Georgia's independent auditing agency says, the state's sex offenders registry is systemically "outdated" and "does not fully meet the needs of law enforcement or the public."
The 58-page report prepared by the state Department of Audits and Accounts characterizes the sex offender registry as inefficient and error-prone.
John Bankhead, spokesman for Georgia Bureau of Investigations, which administers the database, says the report did not tell them anything they didn't already know.
Bankhead says, under-staffing and a lack of funds have become the main roadblocks in the way of a more effective sex offender registry.
"We knew that there needed to be improvements, but because of budget cuts, those pretty much can't be made,"
Bankhead says. "We I think the tax money used to perform this audit could have been better used to improve the sex offender registry."
According to Bankhead, the improvements to the database could cost upward of $400,000 dollars.
This report did not residency restrictions or other enforcement issues relating to constitutionality of the registry outside of operational effectiveness.
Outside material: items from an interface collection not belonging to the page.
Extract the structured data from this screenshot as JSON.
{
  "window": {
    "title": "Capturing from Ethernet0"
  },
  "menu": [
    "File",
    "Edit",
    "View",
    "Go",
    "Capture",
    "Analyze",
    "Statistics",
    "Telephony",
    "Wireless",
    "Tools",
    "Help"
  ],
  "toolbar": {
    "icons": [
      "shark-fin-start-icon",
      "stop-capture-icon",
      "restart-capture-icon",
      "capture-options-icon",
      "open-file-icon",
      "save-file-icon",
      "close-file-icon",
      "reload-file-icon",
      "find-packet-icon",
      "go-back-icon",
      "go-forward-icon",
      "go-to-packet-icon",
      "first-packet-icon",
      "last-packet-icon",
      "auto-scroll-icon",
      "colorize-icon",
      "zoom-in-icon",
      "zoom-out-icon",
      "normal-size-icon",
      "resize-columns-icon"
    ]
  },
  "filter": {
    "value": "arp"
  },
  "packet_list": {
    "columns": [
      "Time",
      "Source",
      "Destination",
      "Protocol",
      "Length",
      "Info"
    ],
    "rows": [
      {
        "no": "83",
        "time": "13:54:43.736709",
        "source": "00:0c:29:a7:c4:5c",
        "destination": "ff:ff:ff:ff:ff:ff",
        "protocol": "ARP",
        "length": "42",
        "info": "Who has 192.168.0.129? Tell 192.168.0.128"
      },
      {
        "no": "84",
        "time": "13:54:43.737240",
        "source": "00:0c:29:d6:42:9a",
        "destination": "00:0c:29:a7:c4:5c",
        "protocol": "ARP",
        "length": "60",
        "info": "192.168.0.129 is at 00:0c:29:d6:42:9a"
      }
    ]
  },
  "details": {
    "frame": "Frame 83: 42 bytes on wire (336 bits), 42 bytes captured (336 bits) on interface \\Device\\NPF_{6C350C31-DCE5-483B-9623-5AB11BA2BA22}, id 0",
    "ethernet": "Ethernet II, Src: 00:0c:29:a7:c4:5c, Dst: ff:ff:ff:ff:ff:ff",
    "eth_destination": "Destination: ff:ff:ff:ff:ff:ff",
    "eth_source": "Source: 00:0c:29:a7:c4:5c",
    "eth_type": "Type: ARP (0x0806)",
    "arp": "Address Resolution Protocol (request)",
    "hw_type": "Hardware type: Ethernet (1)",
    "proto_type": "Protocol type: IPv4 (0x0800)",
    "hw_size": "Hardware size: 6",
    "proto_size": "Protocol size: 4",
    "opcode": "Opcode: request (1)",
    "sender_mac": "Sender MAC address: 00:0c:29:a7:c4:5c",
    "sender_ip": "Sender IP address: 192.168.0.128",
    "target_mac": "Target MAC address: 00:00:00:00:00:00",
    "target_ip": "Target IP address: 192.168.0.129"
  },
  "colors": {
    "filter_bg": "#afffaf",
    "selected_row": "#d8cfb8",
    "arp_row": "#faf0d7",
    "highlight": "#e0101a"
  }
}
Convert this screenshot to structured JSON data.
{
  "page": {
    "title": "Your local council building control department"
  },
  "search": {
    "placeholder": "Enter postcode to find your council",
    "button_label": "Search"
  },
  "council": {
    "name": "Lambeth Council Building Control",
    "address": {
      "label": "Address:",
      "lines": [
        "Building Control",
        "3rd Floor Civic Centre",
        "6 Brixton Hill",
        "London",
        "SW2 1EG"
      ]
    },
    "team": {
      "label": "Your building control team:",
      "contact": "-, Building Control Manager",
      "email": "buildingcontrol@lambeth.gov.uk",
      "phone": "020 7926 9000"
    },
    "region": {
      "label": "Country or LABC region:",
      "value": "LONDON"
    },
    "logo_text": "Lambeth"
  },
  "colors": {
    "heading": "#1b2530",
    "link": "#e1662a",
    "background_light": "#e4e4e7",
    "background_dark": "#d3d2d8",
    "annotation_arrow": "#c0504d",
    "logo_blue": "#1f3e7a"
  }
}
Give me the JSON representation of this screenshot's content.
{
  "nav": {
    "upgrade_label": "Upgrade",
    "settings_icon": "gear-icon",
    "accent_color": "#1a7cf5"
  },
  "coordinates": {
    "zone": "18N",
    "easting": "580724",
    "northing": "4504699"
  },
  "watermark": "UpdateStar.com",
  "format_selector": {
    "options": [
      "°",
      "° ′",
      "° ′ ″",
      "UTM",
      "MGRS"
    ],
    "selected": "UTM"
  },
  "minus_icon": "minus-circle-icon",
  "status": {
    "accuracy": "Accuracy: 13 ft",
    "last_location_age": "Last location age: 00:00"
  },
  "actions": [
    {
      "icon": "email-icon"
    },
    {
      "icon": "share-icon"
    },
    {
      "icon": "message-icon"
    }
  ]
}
The registry began in 1996 and this year will list 19,000 names.
Over 8,000,000 people search the database every year.